Red-shouldered Hawk Audubon print, plate 51, from Audubon's Birds of America
Red-shouldered Hawk, plate 56
26 1/4 x 39 1/4; Condition: Mint
“Of all the full-size facsimiles of Audubon's prints, those from Princeton Audubon Ltd. come the closest in appearance and quality to the originals. Combining this with their very reasonable cost makes Princeton Audubon facsimiles winners for those looking to acquire some of the most dramatic American natural history images ever produced." - Chris Lane, Philadelphia Print Shop West, appraiser on Antiques Roadshow.
Of our prints, William Steiner, author of Audubon Prints: A Collector’s Guide To Every Edition wrote, “True prints, true colors, incredible detail. Princetons are simply the finest Audubon facsimiles ever made!”
Princetons began with the purchase of the actual originals which were physically used in the production process. A giant camera with film the same size as the print took a direct-capture picture of the original, and this exact image was transferred directly to the metal printing plates. There are no other Audubon facsimiles which match the quality of Princeton prints.
Our prints have this embossed seal at the lower right of the paper ...
... and are pencil-numbered in the lower left under the printed script.
Printing specifications ...
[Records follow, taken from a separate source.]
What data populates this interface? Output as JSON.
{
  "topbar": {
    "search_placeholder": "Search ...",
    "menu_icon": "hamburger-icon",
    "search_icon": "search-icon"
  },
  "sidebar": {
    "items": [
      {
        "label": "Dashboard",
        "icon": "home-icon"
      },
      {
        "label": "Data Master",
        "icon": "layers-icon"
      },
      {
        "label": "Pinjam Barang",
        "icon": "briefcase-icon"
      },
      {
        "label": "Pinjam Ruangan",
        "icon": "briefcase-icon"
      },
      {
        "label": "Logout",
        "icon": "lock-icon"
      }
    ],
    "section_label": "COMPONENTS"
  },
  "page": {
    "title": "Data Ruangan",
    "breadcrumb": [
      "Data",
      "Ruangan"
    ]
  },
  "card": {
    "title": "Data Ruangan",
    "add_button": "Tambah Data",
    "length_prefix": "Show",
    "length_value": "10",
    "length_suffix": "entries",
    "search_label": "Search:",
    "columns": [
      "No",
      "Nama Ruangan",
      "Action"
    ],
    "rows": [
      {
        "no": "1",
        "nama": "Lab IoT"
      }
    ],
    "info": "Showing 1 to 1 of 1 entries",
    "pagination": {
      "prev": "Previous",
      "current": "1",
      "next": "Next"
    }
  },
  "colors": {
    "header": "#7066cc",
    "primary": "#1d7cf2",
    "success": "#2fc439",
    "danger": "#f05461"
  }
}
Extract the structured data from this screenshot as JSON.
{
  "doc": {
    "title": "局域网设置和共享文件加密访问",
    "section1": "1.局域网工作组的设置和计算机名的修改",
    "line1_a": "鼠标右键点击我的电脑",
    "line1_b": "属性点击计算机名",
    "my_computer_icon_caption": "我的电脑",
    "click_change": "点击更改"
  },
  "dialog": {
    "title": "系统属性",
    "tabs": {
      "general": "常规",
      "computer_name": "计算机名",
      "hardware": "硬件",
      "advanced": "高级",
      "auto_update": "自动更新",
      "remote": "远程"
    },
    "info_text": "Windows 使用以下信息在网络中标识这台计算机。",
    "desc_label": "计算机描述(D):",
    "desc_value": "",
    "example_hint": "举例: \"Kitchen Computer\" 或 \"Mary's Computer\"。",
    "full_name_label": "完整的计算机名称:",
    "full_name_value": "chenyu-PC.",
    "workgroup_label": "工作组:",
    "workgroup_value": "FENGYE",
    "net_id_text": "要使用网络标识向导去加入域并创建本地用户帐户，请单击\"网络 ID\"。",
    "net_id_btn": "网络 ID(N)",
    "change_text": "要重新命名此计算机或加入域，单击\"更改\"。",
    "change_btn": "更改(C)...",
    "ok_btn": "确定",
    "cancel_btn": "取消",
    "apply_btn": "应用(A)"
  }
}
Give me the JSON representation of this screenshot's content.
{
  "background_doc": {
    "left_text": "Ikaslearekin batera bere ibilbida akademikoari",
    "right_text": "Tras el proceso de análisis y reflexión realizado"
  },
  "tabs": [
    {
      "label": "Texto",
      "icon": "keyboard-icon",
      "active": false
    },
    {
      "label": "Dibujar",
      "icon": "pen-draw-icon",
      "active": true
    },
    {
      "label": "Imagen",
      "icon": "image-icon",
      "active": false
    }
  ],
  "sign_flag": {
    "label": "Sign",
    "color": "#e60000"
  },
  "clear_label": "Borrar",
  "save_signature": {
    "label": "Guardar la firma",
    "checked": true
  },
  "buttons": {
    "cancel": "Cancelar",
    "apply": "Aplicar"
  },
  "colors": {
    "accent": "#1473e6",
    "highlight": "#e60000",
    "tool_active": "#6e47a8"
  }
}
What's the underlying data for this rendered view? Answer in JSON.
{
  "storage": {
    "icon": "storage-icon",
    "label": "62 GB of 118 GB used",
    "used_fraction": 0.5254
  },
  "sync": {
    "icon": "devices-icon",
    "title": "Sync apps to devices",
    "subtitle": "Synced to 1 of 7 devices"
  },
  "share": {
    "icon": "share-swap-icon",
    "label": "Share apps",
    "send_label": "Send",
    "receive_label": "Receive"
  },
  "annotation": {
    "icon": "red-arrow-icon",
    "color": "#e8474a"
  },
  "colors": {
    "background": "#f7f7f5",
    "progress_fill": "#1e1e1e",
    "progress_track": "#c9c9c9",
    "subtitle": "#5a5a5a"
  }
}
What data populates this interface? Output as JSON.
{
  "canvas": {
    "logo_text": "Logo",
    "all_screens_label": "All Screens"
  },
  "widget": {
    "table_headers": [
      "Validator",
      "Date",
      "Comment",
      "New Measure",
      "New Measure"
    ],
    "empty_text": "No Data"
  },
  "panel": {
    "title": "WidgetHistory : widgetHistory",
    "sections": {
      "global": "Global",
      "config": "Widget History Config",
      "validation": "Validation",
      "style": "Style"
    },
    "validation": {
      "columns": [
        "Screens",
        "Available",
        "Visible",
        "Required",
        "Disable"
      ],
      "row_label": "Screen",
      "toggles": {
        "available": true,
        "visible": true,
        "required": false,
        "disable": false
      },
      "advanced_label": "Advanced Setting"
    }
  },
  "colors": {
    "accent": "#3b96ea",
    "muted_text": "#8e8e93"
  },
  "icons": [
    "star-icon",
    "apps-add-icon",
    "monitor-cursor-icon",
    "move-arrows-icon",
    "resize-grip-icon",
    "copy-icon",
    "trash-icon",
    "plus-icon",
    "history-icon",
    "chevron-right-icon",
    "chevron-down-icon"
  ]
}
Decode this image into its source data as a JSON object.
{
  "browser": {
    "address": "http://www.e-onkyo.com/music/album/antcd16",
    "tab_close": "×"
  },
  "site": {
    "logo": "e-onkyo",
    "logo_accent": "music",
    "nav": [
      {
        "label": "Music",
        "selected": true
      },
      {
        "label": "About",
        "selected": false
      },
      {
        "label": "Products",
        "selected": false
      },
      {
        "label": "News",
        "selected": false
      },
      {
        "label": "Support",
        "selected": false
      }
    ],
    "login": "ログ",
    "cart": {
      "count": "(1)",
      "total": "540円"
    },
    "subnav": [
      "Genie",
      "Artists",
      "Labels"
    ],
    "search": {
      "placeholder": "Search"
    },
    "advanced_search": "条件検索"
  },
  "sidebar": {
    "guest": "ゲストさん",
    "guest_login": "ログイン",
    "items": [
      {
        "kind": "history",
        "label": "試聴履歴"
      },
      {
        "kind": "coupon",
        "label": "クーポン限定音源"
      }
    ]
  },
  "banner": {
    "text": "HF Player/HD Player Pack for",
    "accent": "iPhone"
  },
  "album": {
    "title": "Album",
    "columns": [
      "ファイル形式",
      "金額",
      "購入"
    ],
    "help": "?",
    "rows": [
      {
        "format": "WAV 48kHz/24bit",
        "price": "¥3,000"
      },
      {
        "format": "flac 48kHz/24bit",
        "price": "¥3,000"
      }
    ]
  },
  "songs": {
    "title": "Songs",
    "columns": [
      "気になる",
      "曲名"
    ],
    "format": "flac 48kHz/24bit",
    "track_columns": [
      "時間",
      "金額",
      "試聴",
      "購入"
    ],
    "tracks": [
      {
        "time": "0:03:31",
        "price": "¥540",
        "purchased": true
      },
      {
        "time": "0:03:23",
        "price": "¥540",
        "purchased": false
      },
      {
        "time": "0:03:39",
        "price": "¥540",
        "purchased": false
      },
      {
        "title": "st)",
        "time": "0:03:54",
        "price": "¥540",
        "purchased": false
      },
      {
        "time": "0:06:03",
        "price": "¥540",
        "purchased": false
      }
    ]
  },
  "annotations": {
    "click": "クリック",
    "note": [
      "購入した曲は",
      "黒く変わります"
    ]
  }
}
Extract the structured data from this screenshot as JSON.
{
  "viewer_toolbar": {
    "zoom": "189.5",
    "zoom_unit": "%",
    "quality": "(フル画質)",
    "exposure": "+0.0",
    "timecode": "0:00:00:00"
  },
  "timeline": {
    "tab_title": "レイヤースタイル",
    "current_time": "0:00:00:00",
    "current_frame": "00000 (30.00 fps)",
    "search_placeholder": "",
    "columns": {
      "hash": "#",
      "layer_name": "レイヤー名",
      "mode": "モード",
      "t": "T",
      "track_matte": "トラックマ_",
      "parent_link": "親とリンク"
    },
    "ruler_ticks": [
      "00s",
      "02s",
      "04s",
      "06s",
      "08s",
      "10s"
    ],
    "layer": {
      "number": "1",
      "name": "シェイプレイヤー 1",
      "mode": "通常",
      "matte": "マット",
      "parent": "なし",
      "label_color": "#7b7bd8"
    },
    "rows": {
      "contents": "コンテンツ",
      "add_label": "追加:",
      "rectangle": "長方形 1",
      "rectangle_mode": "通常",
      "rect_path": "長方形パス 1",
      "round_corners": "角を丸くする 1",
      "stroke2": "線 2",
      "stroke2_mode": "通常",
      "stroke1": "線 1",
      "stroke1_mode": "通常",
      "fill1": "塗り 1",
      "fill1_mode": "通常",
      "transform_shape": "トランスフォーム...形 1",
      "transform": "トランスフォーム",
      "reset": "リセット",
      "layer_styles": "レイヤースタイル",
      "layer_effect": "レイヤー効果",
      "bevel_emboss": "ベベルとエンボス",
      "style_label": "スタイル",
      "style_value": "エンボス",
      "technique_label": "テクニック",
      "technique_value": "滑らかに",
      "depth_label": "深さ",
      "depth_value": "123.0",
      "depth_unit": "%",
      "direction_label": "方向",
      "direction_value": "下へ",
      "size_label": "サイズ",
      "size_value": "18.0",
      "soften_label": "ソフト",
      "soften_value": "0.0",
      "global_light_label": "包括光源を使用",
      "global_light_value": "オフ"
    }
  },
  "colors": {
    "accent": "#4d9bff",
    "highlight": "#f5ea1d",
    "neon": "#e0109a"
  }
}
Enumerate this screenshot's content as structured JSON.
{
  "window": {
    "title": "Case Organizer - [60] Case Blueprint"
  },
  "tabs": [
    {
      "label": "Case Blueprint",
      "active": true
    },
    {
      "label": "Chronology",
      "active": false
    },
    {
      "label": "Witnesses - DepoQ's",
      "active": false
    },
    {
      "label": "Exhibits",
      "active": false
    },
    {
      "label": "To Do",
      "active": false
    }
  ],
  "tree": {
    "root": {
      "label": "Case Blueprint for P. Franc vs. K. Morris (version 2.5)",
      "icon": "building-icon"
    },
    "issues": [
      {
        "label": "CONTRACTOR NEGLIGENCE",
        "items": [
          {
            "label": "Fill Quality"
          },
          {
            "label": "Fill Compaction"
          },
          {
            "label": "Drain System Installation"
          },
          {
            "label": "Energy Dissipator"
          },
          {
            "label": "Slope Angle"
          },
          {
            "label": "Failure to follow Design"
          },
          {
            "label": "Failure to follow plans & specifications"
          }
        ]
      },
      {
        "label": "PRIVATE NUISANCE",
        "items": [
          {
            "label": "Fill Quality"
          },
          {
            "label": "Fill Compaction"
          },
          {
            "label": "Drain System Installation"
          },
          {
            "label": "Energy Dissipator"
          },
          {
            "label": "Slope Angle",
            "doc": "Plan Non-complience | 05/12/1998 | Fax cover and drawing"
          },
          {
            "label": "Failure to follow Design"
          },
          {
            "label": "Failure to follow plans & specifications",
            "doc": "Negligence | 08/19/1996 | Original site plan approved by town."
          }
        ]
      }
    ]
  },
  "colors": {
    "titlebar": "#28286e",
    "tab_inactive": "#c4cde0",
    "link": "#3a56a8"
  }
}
Princeton Audubon Double Elephant Edition •Double elephant (life size - 26 1/4 x 39 1/4) •Limited edition of 1500. •Pencil-numbered and embossed with the Princeton Audubon Limited seal. •Up to 11 color plates used. •Specially developed fade-proof inks. Absolute color fidelity to the actual original. •Printed on a 300 line. •Very heavy archival paper which is recommended by the Library of Congress for archives and is specially toned to match the actual color of the antique originals. •Registered to purchaser. •As permanently displayed at The Royal Society of London, to which Audubon belonged as a Fellow.
About the image itself ...
Audubon studied the habits of the pair of hawks represented here over a period of three years, and this devotion resulted in one of the finest works he did in Louisiana before sailing to Liverpool in 1826. "The mutual attachment of the male and the female continues during life," Audubon wrote. "They usually hunt in pairs during the whole year; and although they built a new nest every spring, they are fond of resorting to the same parts of the woods for that purpose."
Although it has been known as the "big chicken hawk," and "hen hawk," only a small percentage of the red-shouldered hawk's food is made up of poultry. In truth, the bird is very valuable to the farmer, with ninety percent of its prey made up of mammals and insects injurious to his crops.